In breast cancer, one of these pathways is the aryl hydrocarbon receptor (AHR) pathway. Usually involved in the breakdown of foreign molecules in the body, its overactivation in breast cancer can impair the DNA repair system and progress cancer even further. A new study from Calvary Mater Newcastle Hospital in Australia shows how a newly developed molecule, NAP-6, strongly inhibits cancer cell growth through its interaction with AHR.

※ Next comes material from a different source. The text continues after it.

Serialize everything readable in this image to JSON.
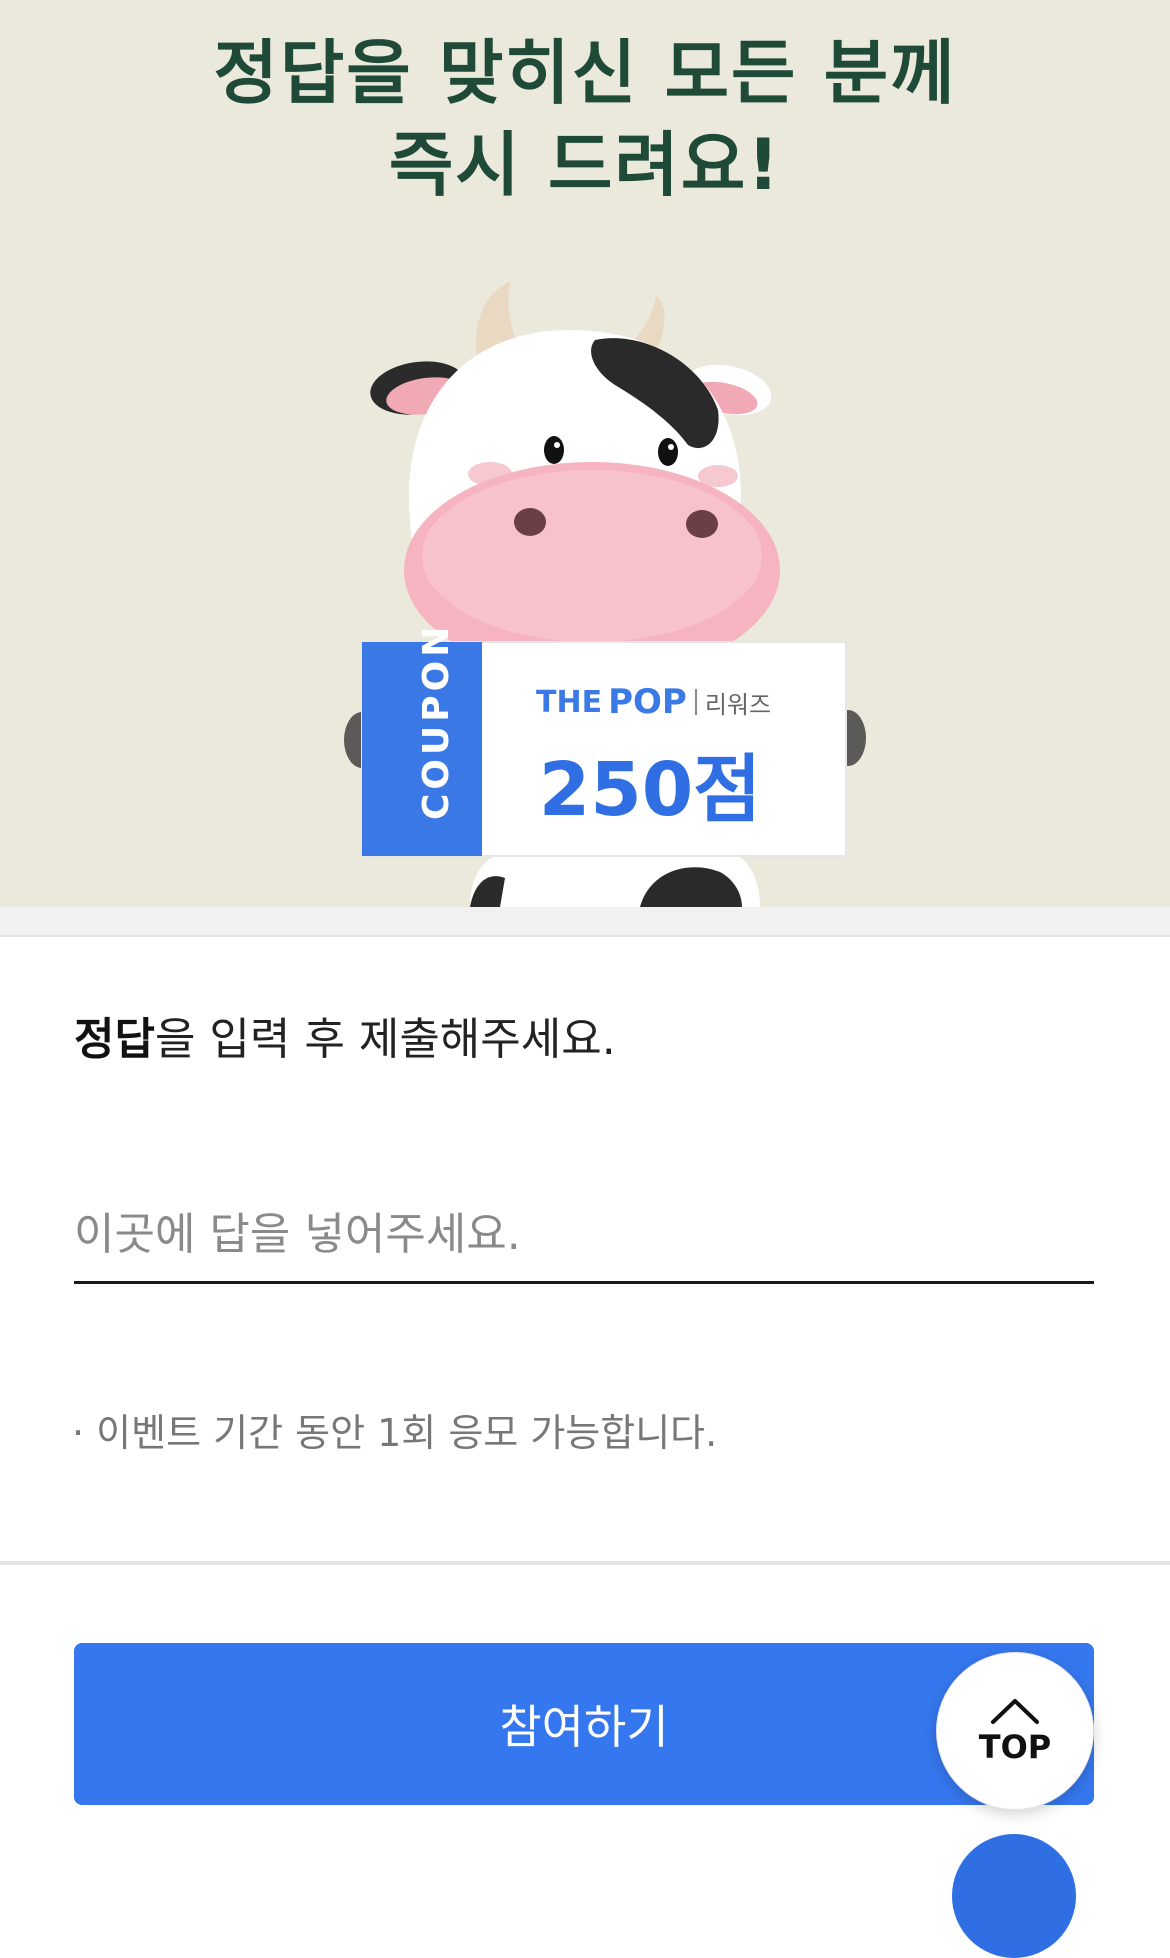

AHR inhibition is already associated with metastasis prevention. The new NAP-6 paradoxically stimulates the AHR pathway, but still somehow suppresses cell growth. Not only that, but NAP-6 could impair the growth of several cancer cell lines while showing low toxicity levels at effective dosage. It even outperformed a similar molecule by two-three fold across the board, suppressing growth in some cell lines to the point where it was negative.
Analysis of NAP-6 and how it worked showed that it arrested the cell cycle, which usually leads to the cell’s termination. The addition of AHR inhibitors suppressed NAP-6’s effects, confirming its activity was AHR related. The team saw a notable increase in the downstream AHR product CYP1A1 and CYP1A2. The team suggests these proteins are the start of a separate pathway that results in the production of several DNA damaging molecules. NAP-6 is also suggested to be broken down into a carcinogen as well.
As a potential therapeutic, NAP-6 excels in this early study. It manages to induce such a potent inhibition of cancer cell growth, that it actually causes negative growth. These effects were seen in low enough doses not to be toxic to the cells. The exact mechanism has yet to be revealed. Still, the data suggests it may be due to the accumulation of carcinogenic molecules in cancer cells, enough to target it for termination. Moreover, NAP-6 outperformed its competitors in clinical investigations, suggesting great potential for its future as a drug.
The study concludes, “For the first time we have identified the naphthalimide analogue 2-(2-aminophenyl)-1H-benzo[de]isoquinoline- 1,3(2H)-dione (NAP-6) as a potent and selective inhibitor of breast cancer cell growth.”